▸ **Your assignment**
What you return must be every line below that includes the word "true".

▸ **Task input**
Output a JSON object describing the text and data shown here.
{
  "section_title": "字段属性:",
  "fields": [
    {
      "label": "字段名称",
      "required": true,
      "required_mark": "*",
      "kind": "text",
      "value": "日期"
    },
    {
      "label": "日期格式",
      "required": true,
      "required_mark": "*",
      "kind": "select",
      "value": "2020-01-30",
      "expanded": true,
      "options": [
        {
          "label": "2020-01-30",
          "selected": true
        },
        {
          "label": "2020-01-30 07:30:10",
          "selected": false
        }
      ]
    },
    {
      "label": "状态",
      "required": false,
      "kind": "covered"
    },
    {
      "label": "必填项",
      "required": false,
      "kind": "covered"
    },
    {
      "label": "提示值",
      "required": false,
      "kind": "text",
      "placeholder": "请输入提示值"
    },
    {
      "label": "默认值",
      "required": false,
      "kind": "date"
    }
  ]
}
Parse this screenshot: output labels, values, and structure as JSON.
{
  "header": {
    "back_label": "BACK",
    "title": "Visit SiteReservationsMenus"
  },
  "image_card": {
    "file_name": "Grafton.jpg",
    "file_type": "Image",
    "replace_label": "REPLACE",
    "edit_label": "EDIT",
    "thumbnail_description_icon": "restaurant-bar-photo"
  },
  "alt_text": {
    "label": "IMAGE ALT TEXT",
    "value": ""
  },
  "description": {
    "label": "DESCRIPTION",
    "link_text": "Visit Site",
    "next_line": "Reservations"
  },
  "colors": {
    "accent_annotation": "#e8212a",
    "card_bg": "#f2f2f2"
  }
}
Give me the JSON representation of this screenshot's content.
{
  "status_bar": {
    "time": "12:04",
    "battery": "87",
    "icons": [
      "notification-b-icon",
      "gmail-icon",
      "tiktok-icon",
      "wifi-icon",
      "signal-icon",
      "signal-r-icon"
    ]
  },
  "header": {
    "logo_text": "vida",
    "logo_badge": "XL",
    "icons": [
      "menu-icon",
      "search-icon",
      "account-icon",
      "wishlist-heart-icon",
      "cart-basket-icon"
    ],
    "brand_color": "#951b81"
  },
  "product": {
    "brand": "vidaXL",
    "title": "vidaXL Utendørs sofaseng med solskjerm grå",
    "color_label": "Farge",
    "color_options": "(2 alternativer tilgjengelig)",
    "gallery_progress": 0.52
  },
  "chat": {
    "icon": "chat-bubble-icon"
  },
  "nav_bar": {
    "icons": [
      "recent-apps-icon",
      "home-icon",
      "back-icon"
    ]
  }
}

▸ **Solution**
      "required": true,
      "required": true,
      "expanded": true,
          "selected": true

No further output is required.